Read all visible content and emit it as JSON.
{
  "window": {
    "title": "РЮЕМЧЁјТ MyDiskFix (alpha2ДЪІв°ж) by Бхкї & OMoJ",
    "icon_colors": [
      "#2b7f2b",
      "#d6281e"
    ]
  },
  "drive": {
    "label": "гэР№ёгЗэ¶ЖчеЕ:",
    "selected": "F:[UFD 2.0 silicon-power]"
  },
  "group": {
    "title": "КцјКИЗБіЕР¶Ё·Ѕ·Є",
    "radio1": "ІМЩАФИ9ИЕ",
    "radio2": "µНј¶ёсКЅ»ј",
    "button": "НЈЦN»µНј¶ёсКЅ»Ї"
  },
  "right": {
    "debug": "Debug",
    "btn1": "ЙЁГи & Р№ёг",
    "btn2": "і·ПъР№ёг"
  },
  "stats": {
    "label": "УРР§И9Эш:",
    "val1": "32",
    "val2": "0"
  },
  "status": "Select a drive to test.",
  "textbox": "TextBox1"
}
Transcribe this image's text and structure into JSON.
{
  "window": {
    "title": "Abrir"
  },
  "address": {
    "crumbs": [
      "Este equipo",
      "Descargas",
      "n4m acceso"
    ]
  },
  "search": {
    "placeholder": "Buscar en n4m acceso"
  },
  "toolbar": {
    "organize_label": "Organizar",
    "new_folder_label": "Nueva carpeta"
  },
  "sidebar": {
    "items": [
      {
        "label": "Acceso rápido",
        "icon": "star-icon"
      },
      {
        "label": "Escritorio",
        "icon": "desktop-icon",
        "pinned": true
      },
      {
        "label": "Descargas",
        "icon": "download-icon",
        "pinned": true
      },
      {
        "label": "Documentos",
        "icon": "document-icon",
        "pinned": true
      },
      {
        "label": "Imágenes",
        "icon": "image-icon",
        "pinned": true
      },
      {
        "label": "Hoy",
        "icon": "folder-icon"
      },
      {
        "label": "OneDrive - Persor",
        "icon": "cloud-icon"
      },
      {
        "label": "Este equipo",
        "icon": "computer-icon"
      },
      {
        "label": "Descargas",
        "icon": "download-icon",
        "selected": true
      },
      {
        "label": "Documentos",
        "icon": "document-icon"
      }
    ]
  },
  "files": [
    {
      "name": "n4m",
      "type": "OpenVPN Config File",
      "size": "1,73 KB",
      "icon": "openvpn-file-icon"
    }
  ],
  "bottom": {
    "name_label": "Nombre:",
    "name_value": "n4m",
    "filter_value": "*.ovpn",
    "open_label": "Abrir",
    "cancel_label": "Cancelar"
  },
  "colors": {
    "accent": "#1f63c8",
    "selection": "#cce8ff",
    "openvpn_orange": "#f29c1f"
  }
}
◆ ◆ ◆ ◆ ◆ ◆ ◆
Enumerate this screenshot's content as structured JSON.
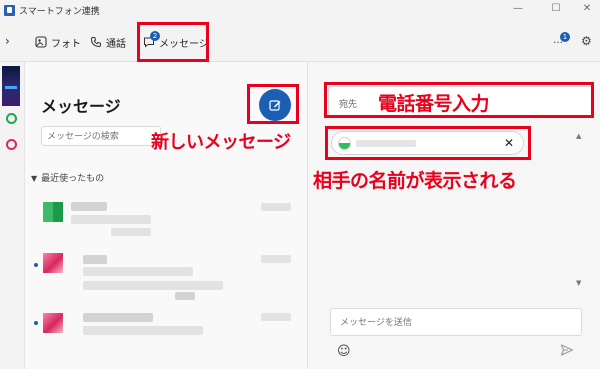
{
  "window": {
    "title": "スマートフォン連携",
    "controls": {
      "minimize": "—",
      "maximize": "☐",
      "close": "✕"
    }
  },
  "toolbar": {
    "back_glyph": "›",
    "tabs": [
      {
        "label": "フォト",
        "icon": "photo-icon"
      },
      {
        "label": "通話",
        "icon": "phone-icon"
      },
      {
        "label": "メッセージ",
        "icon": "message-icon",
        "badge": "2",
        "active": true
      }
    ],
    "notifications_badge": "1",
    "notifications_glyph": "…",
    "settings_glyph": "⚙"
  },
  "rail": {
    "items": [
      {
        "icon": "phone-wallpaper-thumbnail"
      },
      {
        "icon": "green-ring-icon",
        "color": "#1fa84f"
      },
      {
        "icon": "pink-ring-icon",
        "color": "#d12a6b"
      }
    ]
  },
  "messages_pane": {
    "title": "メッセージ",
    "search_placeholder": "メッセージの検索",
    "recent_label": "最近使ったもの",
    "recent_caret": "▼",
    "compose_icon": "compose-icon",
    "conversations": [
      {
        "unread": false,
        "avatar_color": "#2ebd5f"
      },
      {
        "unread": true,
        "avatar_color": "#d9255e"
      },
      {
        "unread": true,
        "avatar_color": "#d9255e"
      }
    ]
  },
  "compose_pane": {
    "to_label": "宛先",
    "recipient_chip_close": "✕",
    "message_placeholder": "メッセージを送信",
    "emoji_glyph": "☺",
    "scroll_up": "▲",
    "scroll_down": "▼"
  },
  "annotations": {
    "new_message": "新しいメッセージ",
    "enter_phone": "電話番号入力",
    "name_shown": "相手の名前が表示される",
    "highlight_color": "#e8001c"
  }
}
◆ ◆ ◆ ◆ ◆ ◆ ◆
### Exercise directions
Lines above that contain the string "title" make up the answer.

### Result for this task
    "title": "РЮЕМЧЁјТ MyDiskFix (alpha2ДЪІв°ж) by Бхкї & OMoJ",
    "title": "КцјКИЗБіЕР¶Ё·Ѕ·Є",
    "title": "Abrir"
    "title": "スマートフォン連携",
    "title": "メッセージ",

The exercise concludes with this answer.